'Take the Reins with Positive Action' participants and volunteers at the final session on October 5.
By ROSELYNN YAZZIE
FORT HALL — “Take the Reins with Positive Action” just finished its first series for a group of 15 youth ages 10-15 years-old to teach life skills that promotes to be heard, find your herd and trust yourself.
The program is free and was developed by Southeastern Idaho Public Health grant coordinator and Health Education Specialist Chessie Meyer, in partnership with Amanda Kumiko Kent, a leadership coach who focuses on Equine Guided Education, to design and offer the hands-on experience. She has worked with horses her whole life, but within the equine coaching model she’s been doing it for 10 years. She really likes this method that keeps the focus on the horses and what feedback they’re giving to them to reflect on their attitudes and energy they’re putting out there so they can approach them in different ways, or approach the people in their lives in different ways.
The activities are held at Kent’s facility on the southside of the Fort Hall Reservation.
According to a press release, Equine Guided Education helps youth set boundaries, increase confidence, heighten problem-solving skills, cope with challenges and experience how their emotions affect those around them. Teens begin to understand body language and social cues. Kent feels that one of the biggest advantages of working with horses is, “students have the chance to witness the reactions to their energy and emotions. If they don’t like the reaction they are getting, they can try changing their attitudes and approach to get a different response.”
Students from Sho-Ban Jr/Sr High School, Highland High School, Hawthorne Middle School and others have been gathering on Tuesdays and Thursdays starting September 14, after school, to get outdoors and in the field to work within a herd of horses. Exercises have been designed to showcase trust, raising and lowering of energy, setting boundaries, and teamwork; including clear roles and communication.
A participant pets one of the horses as she does her feedback
Students have learned about self-care through exercising, grooming and observing the herd. Some exercises, though frustrating at first, have challenged the groups to think outside the box, try new approaches and listen to each idea presented within the ‘herd.’
“It’s amazing to stand with the observers watching a group struggle to get to their goal, and see the light bulb’s start popping up. You hear them discuss what they see not working and why, or hear them claim the new way they will try to step up. The power in listening and observing is best learned first-hand,” said Kent.
She said the exercises also help the kids to get out of their own little world and lets them realize their effect on everybody around them. The simple grooming exercises offer them a chance to slow down in their day and get off their phones and focus on the amazing, non-judgmental creature who is full of love and kindness for them.
Their final day was on Tuesday, October 5. The students walked with the horses around the property as a group, meanwhile reading the horse energy in the hopes of leading them without a reign. They had the chance to take a post survey meant to show whether the program made an impact of them or not. They also spent time critiquing the horses with the feedback used to further develop strengths and find places to improve.

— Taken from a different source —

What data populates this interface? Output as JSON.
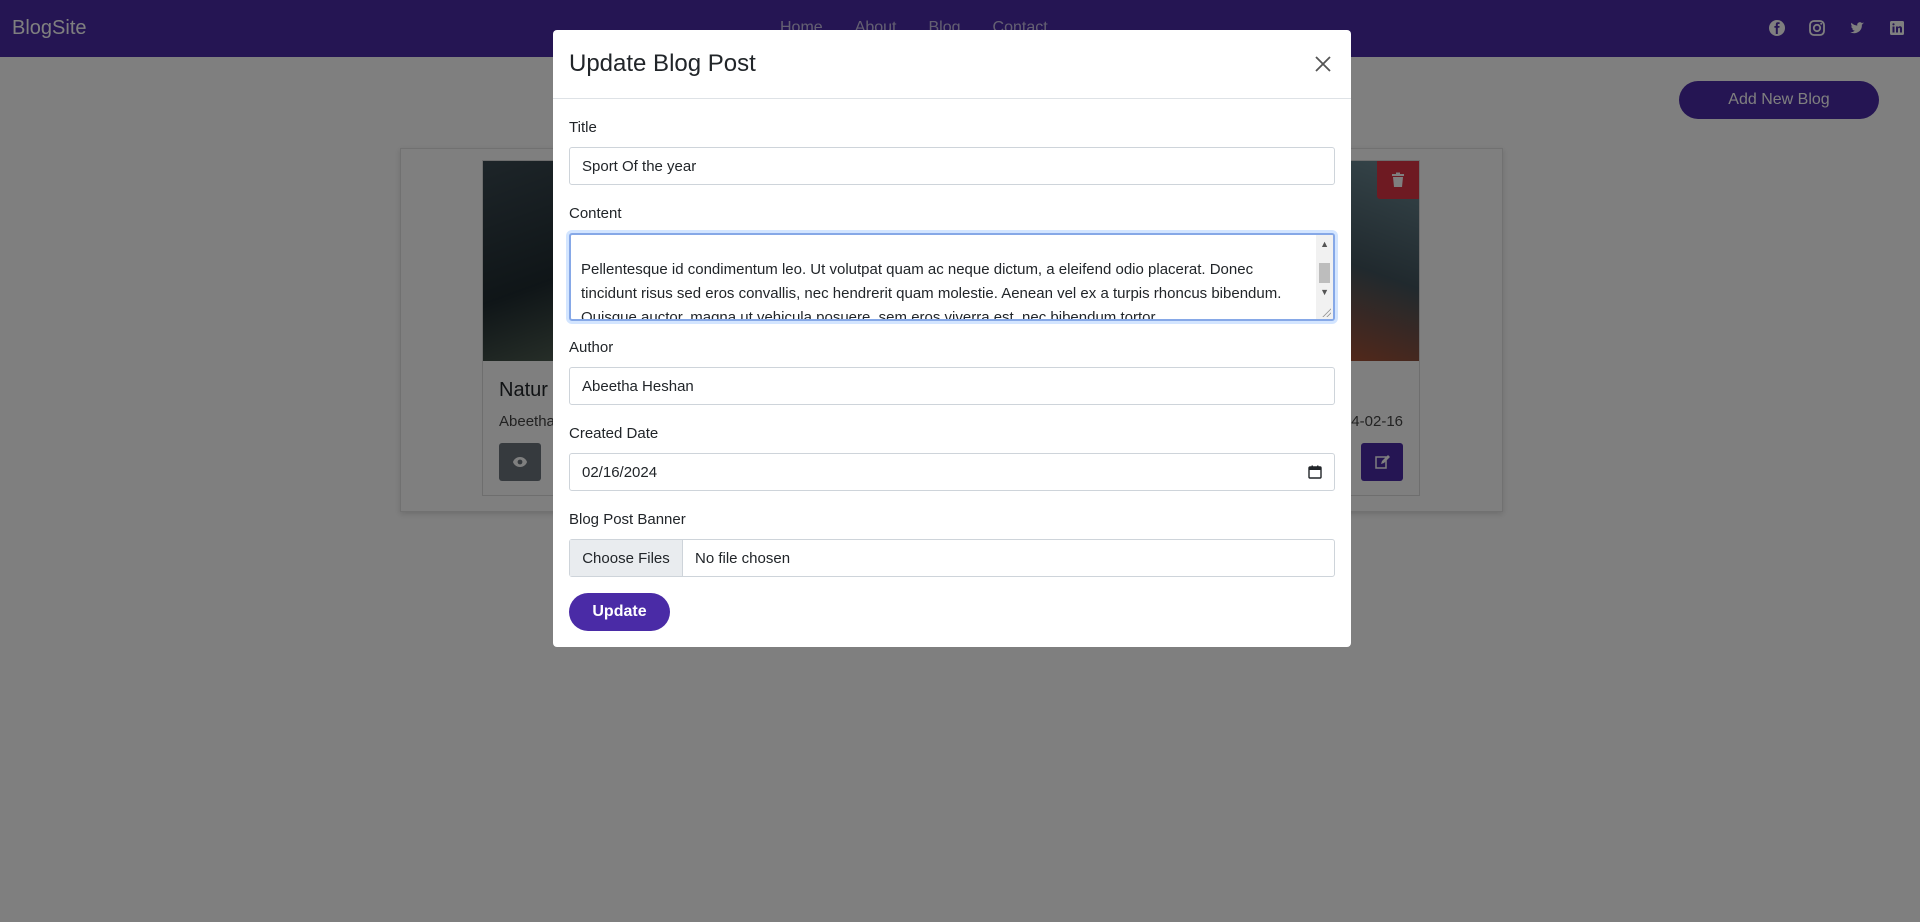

A certificate of completion and beaded horseshoe was presented to each participant
who completed the program.
Concluding the program each of the students were given a Certificate of Completion and a beaded horseshoe to commemorate their effort.
Kent said the biggest thing she’s noticed with the students since they started was learning when to rise and lower their energy when they work with the horses, also how to set boundaries and how to work and talk with one another. She said it took the kids a few sessions to get comfortable with one another, but through doing the exercises together they have learned to help and build trust.
Leadership Coach Amanda Kumiko Kent gives instruction.
Hailey N. Martinez, Licensed Clinical Professional Counselor, and certified in Equine Assisted Learning, has brought valuable experience and discussions to students and activities, and adds to the “Take the Reins” herd. She does co-facilitation and oversees safety for the horses and the youth.
“Take the Reins with Positive Action” is an event made possible by the Idaho Office of Drug Policy’s Partnership for Success grant. Kent said they have funding for maybe two more events and the ultimate goal is to find their own funding to continue the program through outside sources, or fund raising.
Participants bond with horses during an exercise.
The desired outcome of “Take the Reins with Positive Action” is that students are able to make decisions and take action to lead healthy, positive lives, while having the confidence to say no to harmful choices such as smoking, or using drugs or alcohol.
“Take the Reins” will hold classes again in 2022. For more information, to be added to the waitlist, or to find out how to support the program, please contact, Amanda Kumiko Kent, firstname.lastname@example.org, 208-241-4911.